====== Listed records ======

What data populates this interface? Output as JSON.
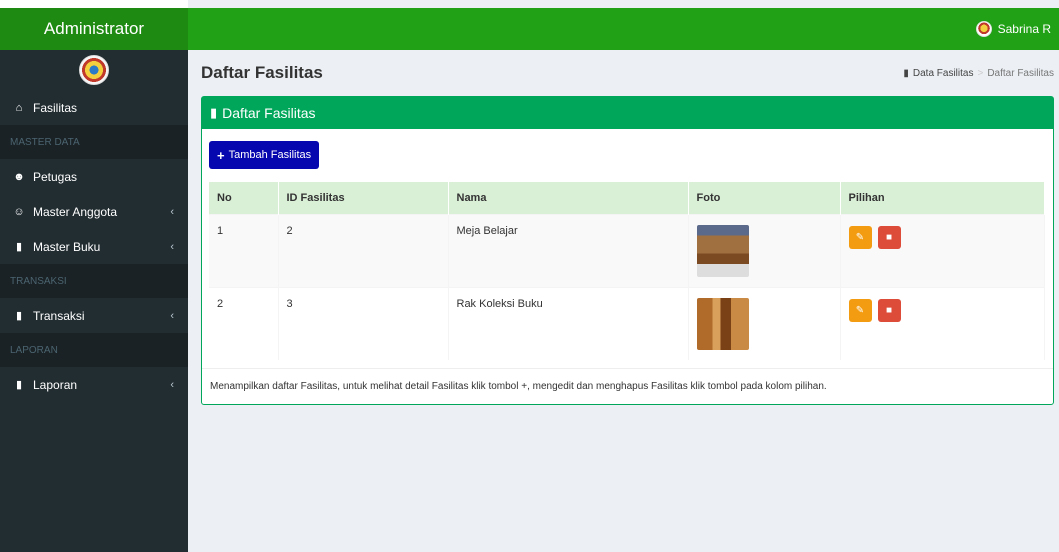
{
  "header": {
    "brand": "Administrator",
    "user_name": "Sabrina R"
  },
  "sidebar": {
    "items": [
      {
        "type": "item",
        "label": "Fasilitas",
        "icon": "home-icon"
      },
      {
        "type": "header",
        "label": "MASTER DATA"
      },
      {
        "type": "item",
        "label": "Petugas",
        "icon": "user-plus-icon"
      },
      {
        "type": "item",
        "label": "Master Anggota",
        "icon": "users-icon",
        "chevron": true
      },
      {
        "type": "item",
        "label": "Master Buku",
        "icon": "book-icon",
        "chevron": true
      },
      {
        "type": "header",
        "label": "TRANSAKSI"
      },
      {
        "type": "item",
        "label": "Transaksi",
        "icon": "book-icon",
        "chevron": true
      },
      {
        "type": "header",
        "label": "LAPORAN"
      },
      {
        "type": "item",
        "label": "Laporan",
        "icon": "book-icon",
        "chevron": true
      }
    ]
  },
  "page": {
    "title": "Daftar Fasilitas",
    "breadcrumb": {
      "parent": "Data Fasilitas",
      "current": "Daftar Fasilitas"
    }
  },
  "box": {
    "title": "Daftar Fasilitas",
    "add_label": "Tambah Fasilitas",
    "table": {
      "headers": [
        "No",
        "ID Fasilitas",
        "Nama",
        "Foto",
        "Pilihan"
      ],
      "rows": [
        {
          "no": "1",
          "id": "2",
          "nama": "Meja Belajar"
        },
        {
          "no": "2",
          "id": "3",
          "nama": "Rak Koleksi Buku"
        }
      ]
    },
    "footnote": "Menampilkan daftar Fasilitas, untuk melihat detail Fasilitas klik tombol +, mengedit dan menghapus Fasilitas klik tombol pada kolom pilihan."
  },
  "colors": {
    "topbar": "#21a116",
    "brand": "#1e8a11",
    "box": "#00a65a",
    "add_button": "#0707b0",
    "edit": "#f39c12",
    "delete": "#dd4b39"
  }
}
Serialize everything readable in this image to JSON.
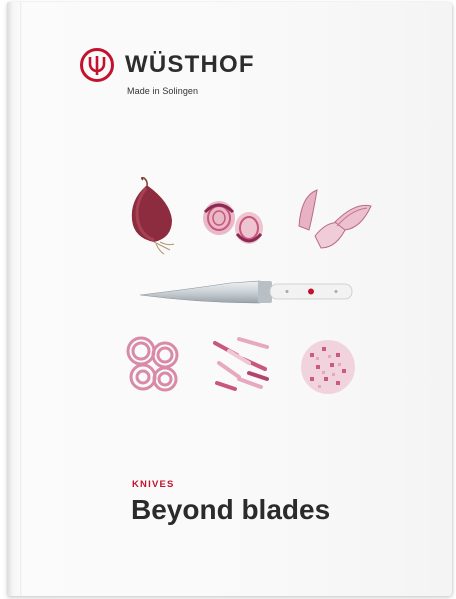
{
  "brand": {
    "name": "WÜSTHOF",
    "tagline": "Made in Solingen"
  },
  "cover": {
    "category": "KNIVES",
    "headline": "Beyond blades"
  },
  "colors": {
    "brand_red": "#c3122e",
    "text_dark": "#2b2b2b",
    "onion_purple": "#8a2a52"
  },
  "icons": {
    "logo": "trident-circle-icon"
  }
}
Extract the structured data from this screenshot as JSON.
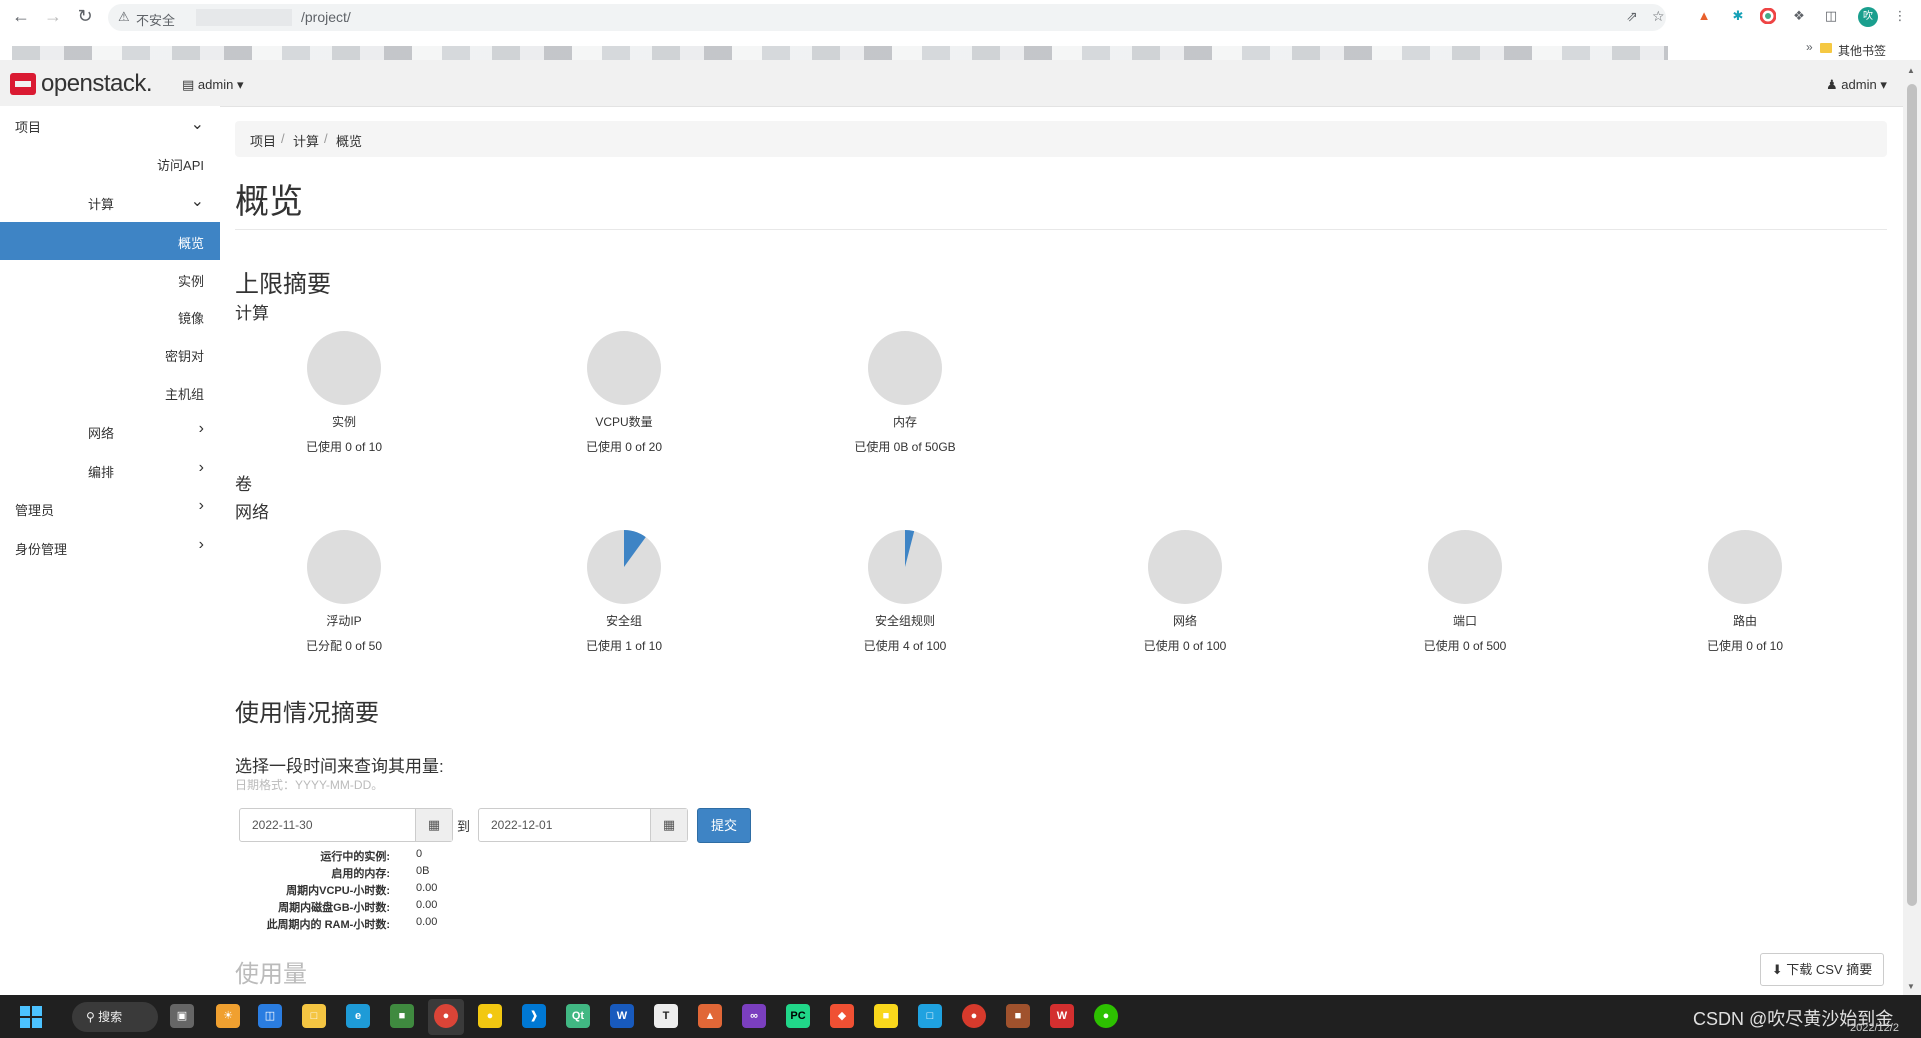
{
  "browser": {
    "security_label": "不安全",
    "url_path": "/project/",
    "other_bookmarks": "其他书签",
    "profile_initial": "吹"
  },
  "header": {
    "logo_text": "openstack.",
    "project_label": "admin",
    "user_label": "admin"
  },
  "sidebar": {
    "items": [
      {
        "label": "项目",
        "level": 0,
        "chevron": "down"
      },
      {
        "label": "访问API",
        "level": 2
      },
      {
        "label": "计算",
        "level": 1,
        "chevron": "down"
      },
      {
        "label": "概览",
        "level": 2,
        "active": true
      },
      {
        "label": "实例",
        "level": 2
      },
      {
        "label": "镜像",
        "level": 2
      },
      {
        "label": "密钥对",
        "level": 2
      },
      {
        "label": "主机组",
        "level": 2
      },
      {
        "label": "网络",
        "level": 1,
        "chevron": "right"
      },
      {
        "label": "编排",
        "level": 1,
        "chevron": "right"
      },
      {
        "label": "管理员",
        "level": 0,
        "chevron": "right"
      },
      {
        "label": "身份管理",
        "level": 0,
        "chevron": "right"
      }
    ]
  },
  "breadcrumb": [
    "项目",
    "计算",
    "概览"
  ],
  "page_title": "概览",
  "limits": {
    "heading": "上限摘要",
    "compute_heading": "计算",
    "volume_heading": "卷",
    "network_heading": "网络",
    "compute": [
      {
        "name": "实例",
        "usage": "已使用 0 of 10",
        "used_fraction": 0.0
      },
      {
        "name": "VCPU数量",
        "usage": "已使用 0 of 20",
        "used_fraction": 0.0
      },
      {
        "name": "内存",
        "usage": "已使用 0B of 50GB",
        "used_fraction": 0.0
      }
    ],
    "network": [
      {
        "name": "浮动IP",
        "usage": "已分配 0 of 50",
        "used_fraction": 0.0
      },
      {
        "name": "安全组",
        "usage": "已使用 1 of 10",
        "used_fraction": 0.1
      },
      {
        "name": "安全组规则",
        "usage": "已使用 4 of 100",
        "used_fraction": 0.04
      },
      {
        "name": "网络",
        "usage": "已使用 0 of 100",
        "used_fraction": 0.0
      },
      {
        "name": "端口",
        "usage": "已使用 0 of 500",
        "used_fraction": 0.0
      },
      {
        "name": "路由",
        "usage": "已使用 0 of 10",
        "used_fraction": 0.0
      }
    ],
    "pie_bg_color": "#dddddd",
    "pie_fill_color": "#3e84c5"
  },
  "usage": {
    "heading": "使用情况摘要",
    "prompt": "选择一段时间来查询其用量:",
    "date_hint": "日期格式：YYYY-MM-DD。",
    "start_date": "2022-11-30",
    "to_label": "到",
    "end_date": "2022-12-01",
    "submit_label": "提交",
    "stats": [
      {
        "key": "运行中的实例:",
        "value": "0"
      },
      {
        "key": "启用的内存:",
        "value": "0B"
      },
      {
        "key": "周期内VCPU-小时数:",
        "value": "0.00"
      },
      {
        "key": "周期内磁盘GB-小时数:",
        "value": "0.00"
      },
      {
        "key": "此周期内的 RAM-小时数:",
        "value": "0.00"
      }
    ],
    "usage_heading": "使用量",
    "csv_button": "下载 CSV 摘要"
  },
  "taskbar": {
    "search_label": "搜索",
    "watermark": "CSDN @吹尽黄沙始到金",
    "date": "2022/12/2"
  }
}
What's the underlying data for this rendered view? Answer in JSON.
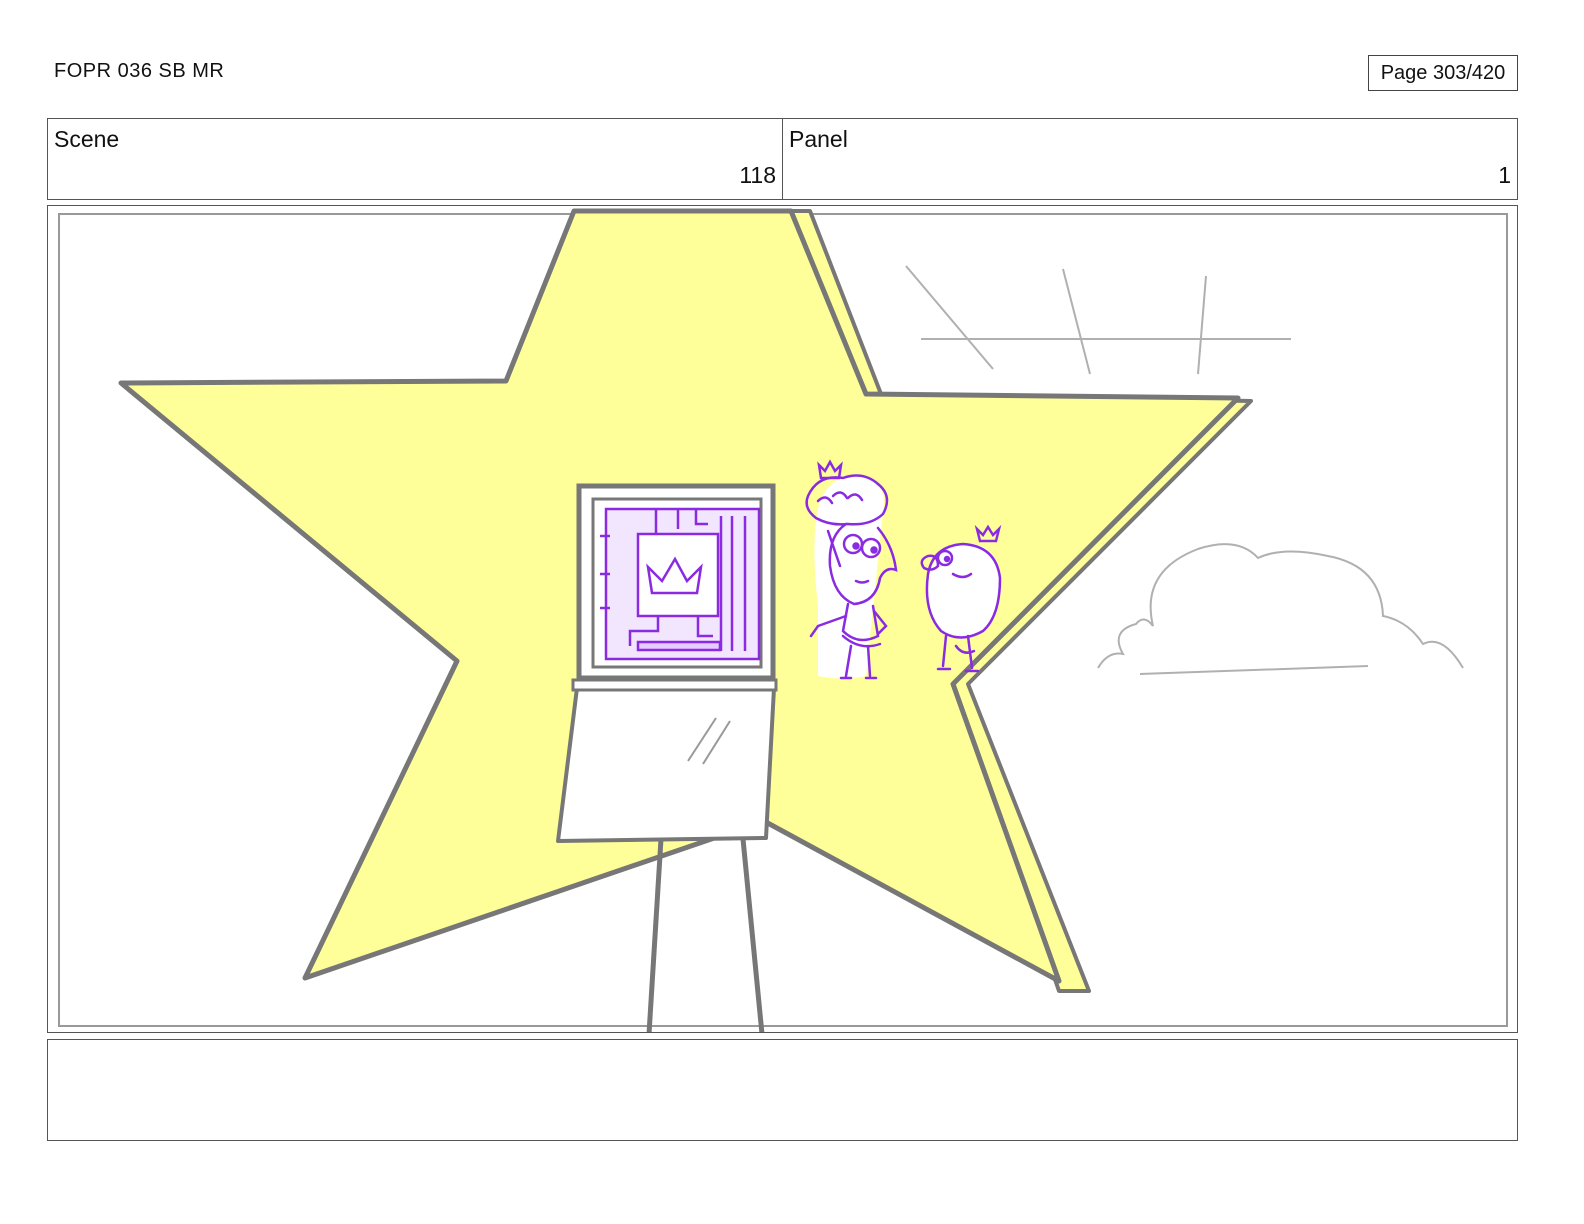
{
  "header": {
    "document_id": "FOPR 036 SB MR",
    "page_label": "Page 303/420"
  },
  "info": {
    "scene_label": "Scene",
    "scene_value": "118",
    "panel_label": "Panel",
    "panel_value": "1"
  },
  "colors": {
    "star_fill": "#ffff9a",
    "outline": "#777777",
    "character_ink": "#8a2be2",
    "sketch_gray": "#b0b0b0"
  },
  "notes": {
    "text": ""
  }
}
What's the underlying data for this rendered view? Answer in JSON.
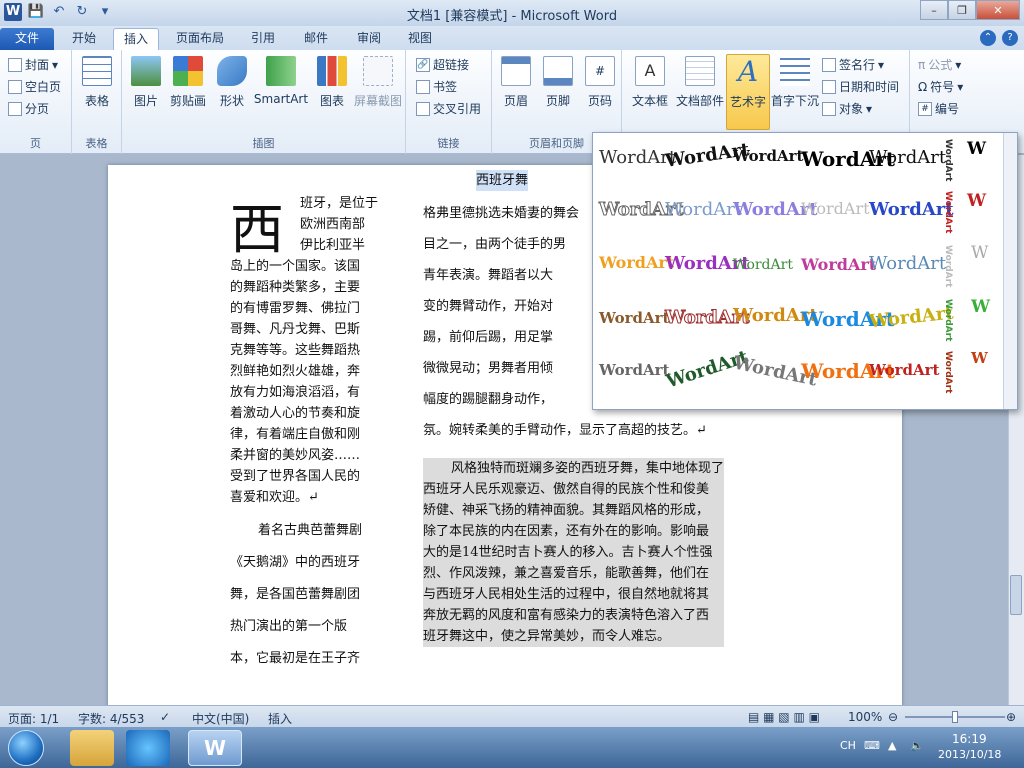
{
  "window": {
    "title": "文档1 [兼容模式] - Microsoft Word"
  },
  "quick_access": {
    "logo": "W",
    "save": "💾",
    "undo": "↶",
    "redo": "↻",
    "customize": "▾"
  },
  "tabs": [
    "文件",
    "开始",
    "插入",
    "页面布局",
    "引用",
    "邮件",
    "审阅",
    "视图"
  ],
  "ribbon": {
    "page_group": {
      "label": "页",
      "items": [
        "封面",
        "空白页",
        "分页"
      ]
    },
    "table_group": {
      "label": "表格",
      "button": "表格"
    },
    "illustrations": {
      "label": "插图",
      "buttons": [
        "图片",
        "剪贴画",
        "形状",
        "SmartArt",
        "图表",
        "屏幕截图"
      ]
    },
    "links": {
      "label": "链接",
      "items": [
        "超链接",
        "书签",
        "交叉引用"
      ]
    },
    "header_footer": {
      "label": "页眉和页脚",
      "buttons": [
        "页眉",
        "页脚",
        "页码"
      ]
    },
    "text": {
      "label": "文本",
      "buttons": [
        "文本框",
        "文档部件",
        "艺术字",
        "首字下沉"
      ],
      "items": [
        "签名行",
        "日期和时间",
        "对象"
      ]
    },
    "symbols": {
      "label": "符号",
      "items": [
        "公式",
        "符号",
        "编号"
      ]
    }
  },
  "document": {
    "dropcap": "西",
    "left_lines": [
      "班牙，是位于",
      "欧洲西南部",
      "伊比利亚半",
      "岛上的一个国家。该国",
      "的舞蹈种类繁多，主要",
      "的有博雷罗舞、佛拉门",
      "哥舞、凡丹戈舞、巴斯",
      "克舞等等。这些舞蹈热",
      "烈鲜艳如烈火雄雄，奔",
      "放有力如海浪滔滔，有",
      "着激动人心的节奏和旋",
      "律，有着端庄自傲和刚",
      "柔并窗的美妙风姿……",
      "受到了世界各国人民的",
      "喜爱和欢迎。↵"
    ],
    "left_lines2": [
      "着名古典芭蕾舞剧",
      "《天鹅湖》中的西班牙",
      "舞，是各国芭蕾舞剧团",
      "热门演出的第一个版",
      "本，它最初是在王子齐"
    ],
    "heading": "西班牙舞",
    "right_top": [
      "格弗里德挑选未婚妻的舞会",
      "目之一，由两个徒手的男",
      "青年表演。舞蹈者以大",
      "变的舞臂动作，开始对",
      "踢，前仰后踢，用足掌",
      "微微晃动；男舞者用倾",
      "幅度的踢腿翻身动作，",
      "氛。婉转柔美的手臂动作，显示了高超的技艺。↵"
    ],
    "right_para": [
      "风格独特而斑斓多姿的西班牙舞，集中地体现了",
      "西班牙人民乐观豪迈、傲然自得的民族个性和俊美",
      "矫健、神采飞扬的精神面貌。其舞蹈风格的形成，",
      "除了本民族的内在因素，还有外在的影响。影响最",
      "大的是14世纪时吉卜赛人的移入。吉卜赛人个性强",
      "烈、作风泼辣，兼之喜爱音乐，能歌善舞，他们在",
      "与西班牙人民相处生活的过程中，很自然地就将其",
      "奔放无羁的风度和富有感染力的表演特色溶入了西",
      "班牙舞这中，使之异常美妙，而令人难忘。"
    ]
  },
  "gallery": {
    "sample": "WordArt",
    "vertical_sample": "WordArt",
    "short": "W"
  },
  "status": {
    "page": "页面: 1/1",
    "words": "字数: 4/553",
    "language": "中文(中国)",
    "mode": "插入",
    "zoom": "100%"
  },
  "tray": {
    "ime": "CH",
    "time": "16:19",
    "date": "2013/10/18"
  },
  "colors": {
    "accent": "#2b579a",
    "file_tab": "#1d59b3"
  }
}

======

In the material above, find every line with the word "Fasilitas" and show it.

#### Expected output:
        "label": "Fasilitas",
    "title": "Daftar Fasilitas",
      "parent": "Data Fasilitas",
      "current": "Daftar Fasilitas"
    "title": "Daftar Fasilitas",
    "add_label": "Tambah Fasilitas",
        "ID Fasilitas",
    "footnote": "Menampilkan daftar Fasilitas, untuk melihat detail Fasilitas klik tombol +, mengedit dan menghapus Fasilitas klik tombol pada kolom pilihan."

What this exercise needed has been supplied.